The wavelength of light λ (in meters), is related to the frequency v (in HZ) and to the speed of light c, by the equation:

λ = c/v

where c is the speed of light with a constant value of 300 million meters per second, is the frequency of the light in hertz (Hz) or cycles per second, and is the wavelength of the light in meters. From this relationship it is clear that the wavelength of light in inversely proportional to the frequency. An increase in frequency produces a proportional decrease in the wavelength of light with a corresponding increase in the energy of the photons that make up the light. Upon entering a new medium (such as glass or water), the speed and wavelength of light is reduced, although the frequency remains unaltered.

Explore how an electron absorbs energy, is excited into a higher energy state, and then decays at the **Laboratory of Light**

The relationship between the energy of a photon and it's frequency is dictated by another simple equation:

E = hv = hc/λ

where E is the energy in kiloJoules per mole, h is Planck's constant with a value of 6.626 x 10-34 Joule-seconds per particle, and the other variables were defined above. From this equation, it is clear that the energy of a photon is directly proportional to its frequency and inversely proportional to its wavelength. Thus as frequency increases (with a corresponding decrease in wavelength), the photon energy increases and visa versa.

Next figure illustrates the propagation of an electromagnetic wave in a direction from upper left to lower right.

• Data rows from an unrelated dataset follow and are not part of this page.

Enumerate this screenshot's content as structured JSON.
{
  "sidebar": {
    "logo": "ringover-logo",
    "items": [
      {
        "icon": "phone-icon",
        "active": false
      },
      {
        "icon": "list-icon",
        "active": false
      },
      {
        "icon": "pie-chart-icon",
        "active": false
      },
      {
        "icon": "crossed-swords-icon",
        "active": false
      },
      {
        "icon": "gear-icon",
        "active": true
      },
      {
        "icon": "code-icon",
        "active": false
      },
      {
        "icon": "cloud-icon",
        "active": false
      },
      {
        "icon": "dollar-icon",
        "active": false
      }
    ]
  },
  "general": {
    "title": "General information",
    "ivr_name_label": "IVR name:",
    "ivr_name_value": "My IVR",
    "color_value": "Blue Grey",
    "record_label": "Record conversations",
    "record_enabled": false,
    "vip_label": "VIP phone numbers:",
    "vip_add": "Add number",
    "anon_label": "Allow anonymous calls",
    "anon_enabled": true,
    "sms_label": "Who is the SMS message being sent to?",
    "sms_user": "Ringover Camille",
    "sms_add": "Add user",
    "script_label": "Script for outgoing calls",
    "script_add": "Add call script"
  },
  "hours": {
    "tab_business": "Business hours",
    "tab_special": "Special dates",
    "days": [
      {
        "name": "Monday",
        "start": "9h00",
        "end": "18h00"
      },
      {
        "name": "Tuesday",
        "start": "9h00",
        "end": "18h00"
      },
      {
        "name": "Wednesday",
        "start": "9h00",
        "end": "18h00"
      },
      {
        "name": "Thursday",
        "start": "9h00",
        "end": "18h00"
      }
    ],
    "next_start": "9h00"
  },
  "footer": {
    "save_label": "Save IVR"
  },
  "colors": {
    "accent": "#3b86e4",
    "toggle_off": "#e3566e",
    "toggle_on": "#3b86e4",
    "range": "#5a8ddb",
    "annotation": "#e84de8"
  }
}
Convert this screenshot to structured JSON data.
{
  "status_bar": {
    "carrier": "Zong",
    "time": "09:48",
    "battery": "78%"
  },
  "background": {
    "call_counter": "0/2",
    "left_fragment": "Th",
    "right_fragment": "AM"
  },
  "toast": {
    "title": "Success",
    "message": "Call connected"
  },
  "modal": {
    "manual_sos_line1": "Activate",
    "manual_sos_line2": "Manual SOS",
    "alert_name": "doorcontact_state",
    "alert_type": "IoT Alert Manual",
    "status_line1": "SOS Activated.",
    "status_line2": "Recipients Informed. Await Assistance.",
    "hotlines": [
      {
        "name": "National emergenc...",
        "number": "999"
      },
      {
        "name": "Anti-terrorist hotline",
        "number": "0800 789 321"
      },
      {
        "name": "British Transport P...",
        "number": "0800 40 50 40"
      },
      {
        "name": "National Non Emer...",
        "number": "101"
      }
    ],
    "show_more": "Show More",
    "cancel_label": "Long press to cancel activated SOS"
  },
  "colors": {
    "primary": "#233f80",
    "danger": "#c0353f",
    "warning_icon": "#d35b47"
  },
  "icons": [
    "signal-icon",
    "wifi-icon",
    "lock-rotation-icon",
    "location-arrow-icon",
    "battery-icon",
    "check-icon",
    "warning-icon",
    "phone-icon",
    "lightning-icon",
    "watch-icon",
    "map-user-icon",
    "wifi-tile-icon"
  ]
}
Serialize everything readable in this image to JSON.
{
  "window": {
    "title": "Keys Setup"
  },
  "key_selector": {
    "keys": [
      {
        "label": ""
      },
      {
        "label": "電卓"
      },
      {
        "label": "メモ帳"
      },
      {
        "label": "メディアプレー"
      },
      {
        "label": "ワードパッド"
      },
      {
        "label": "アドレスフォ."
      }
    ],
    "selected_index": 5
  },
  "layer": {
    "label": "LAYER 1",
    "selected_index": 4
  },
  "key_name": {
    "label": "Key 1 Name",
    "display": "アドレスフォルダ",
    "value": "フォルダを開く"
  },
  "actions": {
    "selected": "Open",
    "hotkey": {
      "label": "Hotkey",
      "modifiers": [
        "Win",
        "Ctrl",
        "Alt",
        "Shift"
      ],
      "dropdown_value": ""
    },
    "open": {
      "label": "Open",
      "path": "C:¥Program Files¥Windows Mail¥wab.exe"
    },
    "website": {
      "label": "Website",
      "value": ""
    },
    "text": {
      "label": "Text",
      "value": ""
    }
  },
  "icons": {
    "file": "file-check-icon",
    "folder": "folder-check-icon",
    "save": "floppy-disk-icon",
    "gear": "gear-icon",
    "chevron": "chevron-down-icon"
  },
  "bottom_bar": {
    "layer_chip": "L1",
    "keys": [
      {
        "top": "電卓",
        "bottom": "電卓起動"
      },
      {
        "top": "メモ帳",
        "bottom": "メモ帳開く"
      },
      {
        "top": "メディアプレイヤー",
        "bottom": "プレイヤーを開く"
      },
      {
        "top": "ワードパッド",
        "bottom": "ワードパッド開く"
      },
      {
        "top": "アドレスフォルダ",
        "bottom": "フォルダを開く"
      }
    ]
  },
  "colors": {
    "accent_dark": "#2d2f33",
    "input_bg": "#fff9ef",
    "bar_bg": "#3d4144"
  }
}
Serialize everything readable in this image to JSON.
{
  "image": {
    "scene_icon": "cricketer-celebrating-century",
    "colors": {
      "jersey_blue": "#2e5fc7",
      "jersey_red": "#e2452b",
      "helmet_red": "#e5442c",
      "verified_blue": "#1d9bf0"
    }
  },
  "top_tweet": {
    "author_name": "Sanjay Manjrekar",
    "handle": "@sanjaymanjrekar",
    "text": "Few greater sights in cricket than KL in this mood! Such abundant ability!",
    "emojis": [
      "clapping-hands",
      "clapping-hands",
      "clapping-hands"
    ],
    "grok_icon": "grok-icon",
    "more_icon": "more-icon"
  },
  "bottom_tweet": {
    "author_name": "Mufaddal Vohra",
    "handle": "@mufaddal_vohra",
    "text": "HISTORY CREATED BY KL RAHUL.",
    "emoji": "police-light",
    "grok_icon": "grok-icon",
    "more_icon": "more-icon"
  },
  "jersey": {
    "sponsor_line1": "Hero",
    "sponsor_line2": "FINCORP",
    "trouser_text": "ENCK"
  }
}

This wave travels at the speed of light and is known as a transverse wave where the direction of wave energy lies at right angles to the direction of propagation.

In this example, the wave is generating both electric and magnetic oscillating fields that are oriented at 90 degree angles with respect to each other and also to the direction of energy. The distance between two successive peaks in the illustration equals the wavelength of the radiation. The number of oscillations (equal to a single sinusoidal) per second equals the frequency of the radiation, which is usually measured in hertz (cycles per second).